The hard truth is that it is time for the United States to adopt more realistic goals in Afghanistan and Pakistan. We must acknowledge that there will not be a military solution to the Afghanistan conflict — there can only be a political one — and that requires Pakistan to take responsibility and be held accountable for its actions.
U.S. Sen. Mark Udall claimed Wednesday that a bill he steered through Congress this week will be an economic boon for Colorado mountain resorts by expanding their potential uses without turning them into amusement parks.
Lawmakers are considering the Ski Area Recreation Opportunity Enhancement Act of 2011, which would more easily allow year-round attractions on Forest Service land.
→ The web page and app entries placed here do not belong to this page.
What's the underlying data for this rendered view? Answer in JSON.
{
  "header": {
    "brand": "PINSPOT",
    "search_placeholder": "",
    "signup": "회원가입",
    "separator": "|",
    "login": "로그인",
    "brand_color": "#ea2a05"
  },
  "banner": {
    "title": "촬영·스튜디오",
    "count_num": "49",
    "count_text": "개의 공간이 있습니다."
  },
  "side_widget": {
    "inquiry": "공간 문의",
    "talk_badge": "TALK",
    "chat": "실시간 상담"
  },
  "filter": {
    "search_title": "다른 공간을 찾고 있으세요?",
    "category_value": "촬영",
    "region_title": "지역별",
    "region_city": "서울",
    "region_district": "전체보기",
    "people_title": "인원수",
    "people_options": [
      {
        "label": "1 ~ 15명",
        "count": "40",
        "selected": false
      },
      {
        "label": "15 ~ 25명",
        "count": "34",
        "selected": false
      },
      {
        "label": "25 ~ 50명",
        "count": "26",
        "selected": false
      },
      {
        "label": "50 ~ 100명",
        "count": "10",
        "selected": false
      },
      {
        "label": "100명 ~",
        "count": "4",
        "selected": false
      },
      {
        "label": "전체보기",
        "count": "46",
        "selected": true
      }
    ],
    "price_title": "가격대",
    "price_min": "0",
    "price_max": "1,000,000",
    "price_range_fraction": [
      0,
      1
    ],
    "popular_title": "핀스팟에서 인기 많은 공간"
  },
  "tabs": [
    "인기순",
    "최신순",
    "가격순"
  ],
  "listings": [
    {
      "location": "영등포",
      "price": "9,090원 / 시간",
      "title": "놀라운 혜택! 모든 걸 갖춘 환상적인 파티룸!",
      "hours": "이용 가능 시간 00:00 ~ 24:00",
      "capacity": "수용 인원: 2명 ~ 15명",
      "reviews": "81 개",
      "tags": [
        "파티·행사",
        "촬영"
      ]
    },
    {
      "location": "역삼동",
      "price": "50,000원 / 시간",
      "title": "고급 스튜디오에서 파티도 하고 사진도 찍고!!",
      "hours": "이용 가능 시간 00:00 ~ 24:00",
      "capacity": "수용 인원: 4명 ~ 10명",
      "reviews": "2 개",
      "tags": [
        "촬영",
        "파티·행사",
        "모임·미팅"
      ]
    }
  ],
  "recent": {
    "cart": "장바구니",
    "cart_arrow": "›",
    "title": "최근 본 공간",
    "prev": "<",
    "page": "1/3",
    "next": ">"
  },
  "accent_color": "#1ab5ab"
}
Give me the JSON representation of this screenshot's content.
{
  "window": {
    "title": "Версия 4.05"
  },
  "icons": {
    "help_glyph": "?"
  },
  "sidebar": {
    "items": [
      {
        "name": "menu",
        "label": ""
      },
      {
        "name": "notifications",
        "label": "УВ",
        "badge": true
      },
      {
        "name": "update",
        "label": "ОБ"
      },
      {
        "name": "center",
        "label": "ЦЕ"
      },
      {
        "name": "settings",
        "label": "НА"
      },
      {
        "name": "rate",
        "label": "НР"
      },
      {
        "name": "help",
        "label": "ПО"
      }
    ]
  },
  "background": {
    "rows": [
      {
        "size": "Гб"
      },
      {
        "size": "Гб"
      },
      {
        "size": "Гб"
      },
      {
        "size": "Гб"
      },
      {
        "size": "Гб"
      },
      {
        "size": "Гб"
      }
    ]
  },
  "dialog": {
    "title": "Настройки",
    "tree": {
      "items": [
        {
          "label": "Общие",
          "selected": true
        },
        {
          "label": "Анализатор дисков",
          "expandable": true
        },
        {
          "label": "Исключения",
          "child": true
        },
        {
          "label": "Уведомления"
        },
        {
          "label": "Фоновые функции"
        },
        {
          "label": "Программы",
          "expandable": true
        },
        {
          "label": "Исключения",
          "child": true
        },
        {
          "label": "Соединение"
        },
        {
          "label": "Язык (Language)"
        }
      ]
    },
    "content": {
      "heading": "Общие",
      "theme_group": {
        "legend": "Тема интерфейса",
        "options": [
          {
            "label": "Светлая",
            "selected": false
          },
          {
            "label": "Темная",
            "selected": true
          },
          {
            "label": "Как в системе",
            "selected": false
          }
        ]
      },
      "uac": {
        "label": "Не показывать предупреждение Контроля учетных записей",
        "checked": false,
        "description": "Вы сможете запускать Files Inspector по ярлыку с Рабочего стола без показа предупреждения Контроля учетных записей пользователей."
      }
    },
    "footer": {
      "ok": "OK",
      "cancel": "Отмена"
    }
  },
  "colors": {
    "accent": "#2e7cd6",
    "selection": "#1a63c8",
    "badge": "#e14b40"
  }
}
This month, we finally put an end to a discriminatory military policy that was crafted almost two decades ago during a time when we weren’t at war with another country, but rather we were bitterly divided — politically and socially — against ourselves.
Last week, the Senate reached a compromise to narrowly avoid the nation’s first-ever default. Although the deal we got is less than I had hoped for, I voted for it because one goal overrode all others: preventing a default on our debt obligations, which could have pushed our fragile economy into a double-dip recession.
As I’ve traveled across our state in the last two years, Coloradans from Southern Colorado to the Western Slope and to the Eastern Plains have told me that they think the focus in Washington, D.C., should be on two things — the economy and getting our spending under control.
Proposed legislation aims to boost year-round economies in resort communities
U.S. Sen. Mark Udall is taking another shot at a bill intended to increase opportunities for summer recreational activities on ski resorts that use U.S. Forest Service land, including Steamboat Ski Area.
Back in 2004, Coloradans took a big, brave step forward in the emerging clean energy economy and embraced Amendment 37, which created a statewide Renewable Electricity Standard.
Udall, Bennet ask postmaster general to keep branch fully open
U.S. Sens. Mark Udall and Michael Bennet have asked U.S. Postmaster General John Potter to keep Steamboat’s Sundance post office branch fully open until a new, consolidated post office is complete. The senators announced their support for continued retail and postal box services at the Sundance at Fish Creek branch in a letter to Potter released this morning.